***** Source records *****
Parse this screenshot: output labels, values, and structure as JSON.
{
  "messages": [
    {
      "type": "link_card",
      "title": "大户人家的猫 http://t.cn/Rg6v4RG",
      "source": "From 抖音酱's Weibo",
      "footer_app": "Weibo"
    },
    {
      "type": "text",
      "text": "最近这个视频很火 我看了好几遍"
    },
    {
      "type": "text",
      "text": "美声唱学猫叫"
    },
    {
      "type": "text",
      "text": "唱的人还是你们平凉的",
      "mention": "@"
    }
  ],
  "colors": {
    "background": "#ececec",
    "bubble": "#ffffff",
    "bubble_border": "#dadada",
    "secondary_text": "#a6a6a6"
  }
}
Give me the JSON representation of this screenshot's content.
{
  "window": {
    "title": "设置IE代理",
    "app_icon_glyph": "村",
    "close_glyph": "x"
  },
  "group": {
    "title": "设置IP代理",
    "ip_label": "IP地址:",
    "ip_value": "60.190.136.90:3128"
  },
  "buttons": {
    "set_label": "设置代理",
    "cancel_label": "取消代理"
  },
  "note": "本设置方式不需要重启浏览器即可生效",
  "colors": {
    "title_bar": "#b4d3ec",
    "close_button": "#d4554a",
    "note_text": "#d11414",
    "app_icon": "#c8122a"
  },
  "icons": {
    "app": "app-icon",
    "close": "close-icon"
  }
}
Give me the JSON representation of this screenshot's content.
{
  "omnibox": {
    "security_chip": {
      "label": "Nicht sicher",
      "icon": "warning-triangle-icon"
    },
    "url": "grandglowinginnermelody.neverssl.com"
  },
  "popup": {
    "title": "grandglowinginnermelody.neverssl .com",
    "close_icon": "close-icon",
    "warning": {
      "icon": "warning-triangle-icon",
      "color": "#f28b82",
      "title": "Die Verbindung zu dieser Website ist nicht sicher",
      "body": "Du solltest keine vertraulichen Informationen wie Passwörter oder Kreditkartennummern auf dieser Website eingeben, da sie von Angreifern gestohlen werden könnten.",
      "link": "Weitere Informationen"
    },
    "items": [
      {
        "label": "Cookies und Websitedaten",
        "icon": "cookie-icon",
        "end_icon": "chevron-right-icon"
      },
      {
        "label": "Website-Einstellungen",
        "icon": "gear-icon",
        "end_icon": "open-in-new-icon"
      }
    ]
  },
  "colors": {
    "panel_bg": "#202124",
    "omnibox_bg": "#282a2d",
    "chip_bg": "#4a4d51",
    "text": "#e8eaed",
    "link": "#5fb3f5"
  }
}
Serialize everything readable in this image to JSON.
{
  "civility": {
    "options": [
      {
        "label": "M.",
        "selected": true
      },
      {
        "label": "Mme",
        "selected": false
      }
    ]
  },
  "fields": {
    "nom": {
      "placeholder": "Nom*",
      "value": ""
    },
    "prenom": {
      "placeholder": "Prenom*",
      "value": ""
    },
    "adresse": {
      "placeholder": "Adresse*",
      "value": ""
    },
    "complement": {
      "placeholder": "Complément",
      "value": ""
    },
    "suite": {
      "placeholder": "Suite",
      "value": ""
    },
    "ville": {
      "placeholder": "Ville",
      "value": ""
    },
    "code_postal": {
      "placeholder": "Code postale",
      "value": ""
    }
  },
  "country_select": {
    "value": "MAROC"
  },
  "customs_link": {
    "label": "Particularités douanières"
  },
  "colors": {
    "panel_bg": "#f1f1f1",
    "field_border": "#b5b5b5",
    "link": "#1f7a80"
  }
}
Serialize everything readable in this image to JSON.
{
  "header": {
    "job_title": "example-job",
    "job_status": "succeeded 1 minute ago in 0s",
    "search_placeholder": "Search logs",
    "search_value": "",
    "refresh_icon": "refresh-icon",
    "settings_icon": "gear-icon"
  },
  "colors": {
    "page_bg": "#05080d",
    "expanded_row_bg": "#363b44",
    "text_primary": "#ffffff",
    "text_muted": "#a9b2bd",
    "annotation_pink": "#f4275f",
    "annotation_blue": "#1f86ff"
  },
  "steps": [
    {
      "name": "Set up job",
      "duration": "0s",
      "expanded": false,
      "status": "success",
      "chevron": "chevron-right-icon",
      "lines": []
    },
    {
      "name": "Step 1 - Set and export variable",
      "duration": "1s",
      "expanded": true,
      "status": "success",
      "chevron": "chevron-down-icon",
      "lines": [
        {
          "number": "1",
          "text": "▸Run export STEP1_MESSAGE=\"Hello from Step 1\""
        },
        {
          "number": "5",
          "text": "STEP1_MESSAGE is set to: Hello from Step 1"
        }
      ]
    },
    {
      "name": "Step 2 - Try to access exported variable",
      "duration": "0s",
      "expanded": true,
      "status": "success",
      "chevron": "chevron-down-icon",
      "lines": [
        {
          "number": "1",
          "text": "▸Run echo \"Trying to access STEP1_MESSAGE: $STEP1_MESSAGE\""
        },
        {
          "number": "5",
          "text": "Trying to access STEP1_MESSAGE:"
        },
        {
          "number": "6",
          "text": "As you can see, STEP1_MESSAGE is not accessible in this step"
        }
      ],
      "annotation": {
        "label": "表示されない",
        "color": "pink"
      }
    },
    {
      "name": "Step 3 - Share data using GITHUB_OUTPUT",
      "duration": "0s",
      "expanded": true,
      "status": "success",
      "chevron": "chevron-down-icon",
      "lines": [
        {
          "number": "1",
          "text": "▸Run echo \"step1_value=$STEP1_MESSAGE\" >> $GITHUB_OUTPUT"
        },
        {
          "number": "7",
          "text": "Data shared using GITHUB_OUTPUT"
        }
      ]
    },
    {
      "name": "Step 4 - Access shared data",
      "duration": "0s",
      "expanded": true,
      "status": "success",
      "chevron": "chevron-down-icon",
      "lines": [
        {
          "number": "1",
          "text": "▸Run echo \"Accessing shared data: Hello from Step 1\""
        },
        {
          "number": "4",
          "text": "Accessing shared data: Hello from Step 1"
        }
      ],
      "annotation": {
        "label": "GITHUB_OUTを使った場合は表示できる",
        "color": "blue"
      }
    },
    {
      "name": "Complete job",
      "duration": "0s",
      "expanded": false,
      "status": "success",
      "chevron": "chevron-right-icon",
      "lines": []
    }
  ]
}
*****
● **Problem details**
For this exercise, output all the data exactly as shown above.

● **Task answer**
Parse this screenshot: output labels, values, and structure as JSON.
{
  "messages": [
    {
      "type": "link_card",
      "title": "大户人家的猫 http://t.cn/Rg6v4RG",
      "source": "From 抖音酱's Weibo",
      "footer_app": "Weibo"
    },
    {
      "type": "text",
      "text": "最近这个视频很火 我看了好几遍"
    },
    {
      "type": "text",
      "text": "美声唱学猫叫"
    },
    {
      "type": "text",
      "text": "唱的人还是你们平凉的",
      "mention": "@"
    }
  ],
  "colors": {
    "background": "#ececec",
    "bubble": "#ffffff",
    "bubble_border": "#dadada",
    "secondary_text": "#a6a6a6"
  }
}
Give me the JSON representation of this screenshot's content.
{
  "window": {
    "title": "设置IE代理",
    "app_icon_glyph": "村",
    "close_glyph": "x"
  },
  "group": {
    "title": "设置IP代理",
    "ip_label": "IP地址:",
    "ip_value": "60.190.136.90:3128"
  },
  "buttons": {
    "set_label": "设置代理",
    "cancel_label": "取消代理"
  },
  "note": "本设置方式不需要重启浏览器即可生效",
  "colors": {
    "title_bar": "#b4d3ec",
    "close_button": "#d4554a",
    "note_text": "#d11414",
    "app_icon": "#c8122a"
  },
  "icons": {
    "app": "app-icon",
    "close": "close-icon"
  }
}
Give me the JSON representation of this screenshot's content.
{
  "omnibox": {
    "security_chip": {
      "label": "Nicht sicher",
      "icon": "warning-triangle-icon"
    },
    "url": "grandglowinginnermelody.neverssl.com"
  },
  "popup": {
    "title": "grandglowinginnermelody.neverssl .com",
    "close_icon": "close-icon",
    "warning": {
      "icon": "warning-triangle-icon",
      "color": "#f28b82",
      "title": "Die Verbindung zu dieser Website ist nicht sicher",
      "body": "Du solltest keine vertraulichen Informationen wie Passwörter oder Kreditkartennummern auf dieser Website eingeben, da sie von Angreifern gestohlen werden könnten.",
      "link": "Weitere Informationen"
    },
    "items": [
      {
        "label": "Cookies und Websitedaten",
        "icon": "cookie-icon",
        "end_icon": "chevron-right-icon"
      },
      {
        "label": "Website-Einstellungen",
        "icon": "gear-icon",
        "end_icon": "open-in-new-icon"
      }
    ]
  },
  "colors": {
    "panel_bg": "#202124",
    "omnibox_bg": "#282a2d",
    "chip_bg": "#4a4d51",
    "text": "#e8eaed",
    "link": "#5fb3f5"
  }
}
Serialize everything readable in this image to JSON.
{
  "civility": {
    "options": [
      {
        "label": "M.",
        "selected": true
      },
      {
        "label": "Mme",
        "selected": false
      }
    ]
  },
  "fields": {
    "nom": {
      "placeholder": "Nom*",
      "value": ""
    },
    "prenom": {
      "placeholder": "Prenom*",
      "value": ""
    },
    "adresse": {
      "placeholder": "Adresse*",
      "value": ""
    },
    "complement": {
      "placeholder": "Complément",
      "value": ""
    },
    "suite": {
      "placeholder": "Suite",
      "value": ""
    },
    "ville": {
      "placeholder": "Ville",
      "value": ""
    },
    "code_postal": {
      "placeholder": "Code postale",
      "value": ""
    }
  },
  "country_select": {
    "value": "MAROC"
  },
  "customs_link": {
    "label": "Particularités douanières"
  },
  "colors": {
    "panel_bg": "#f1f1f1",
    "field_border": "#b5b5b5",
    "link": "#1f7a80"
  }
}
Serialize everything readable in this image to JSON.
{
  "header": {
    "job_title": "example-job",
    "job_status": "succeeded 1 minute ago in 0s",
    "search_placeholder": "Search logs",
    "search_value": "",
    "refresh_icon": "refresh-icon",
    "settings_icon": "gear-icon"
  },
  "colors": {
    "page_bg": "#05080d",
    "expanded_row_bg": "#363b44",
    "text_primary": "#ffffff",
    "text_muted": "#a9b2bd",
    "annotation_pink": "#f4275f",
    "annotation_blue": "#1f86ff"
  },
  "steps": [
    {
      "name": "Set up job",
      "duration": "0s",
      "expanded": false,
      "status": "success",
      "chevron": "chevron-right-icon",
      "lines": []
    },
    {
      "name": "Step 1 - Set and export variable",
      "duration": "1s",
      "expanded": true,
      "status": "success",
      "chevron": "chevron-down-icon",
      "lines": [
        {
          "number": "1",
          "text": "▸Run export STEP1_MESSAGE=\"Hello from Step 1\""
        },
        {
          "number": "5",
          "text": "STEP1_MESSAGE is set to: Hello from Step 1"
        }
      ]
    },
    {
      "name": "Step 2 - Try to access exported variable",
      "duration": "0s",
      "expanded": true,
      "status": "success",
      "chevron": "chevron-down-icon",
      "lines": [
        {
          "number": "1",
          "text": "▸Run echo \"Trying to access STEP1_MESSAGE: $STEP1_MESSAGE\""
        },
        {
          "number": "5",
          "text": "Trying to access STEP1_MESSAGE:"
        },
        {
          "number": "6",
          "text": "As you can see, STEP1_MESSAGE is not accessible in this step"
        }
      ],
      "annotation": {
        "label": "表示されない",
        "color": "pink"
      }
    },
    {
      "name": "Step 3 - Share data using GITHUB_OUTPUT",
      "duration": "0s",
      "expanded": true,
      "status": "success",
      "chevron": "chevron-down-icon",
      "lines": [
        {
          "number": "1",
          "text": "▸Run echo \"step1_value=$STEP1_MESSAGE\" >> $GITHUB_OUTPUT"
        },
        {
          "number": "7",
          "text": "Data shared using GITHUB_OUTPUT"
        }
      ]
    },
    {
      "name": "Step 4 - Access shared data",
      "duration": "0s",
      "expanded": true,
      "status": "success",
      "chevron": "chevron-down-icon",
      "lines": [
        {
          "number": "1",
          "text": "▸Run echo \"Accessing shared data: Hello from Step 1\""
        },
        {
          "number": "4",
          "text": "Accessing shared data: Hello from Step 1"
        }
      ],
      "annotation": {
        "label": "GITHUB_OUTを使った場合は表示できる",
        "color": "blue"
      }
    },
    {
      "name": "Complete job",
      "duration": "0s",
      "expanded": false,
      "status": "success",
      "chevron": "chevron-right-icon",
      "lines": []
    }
  ]
}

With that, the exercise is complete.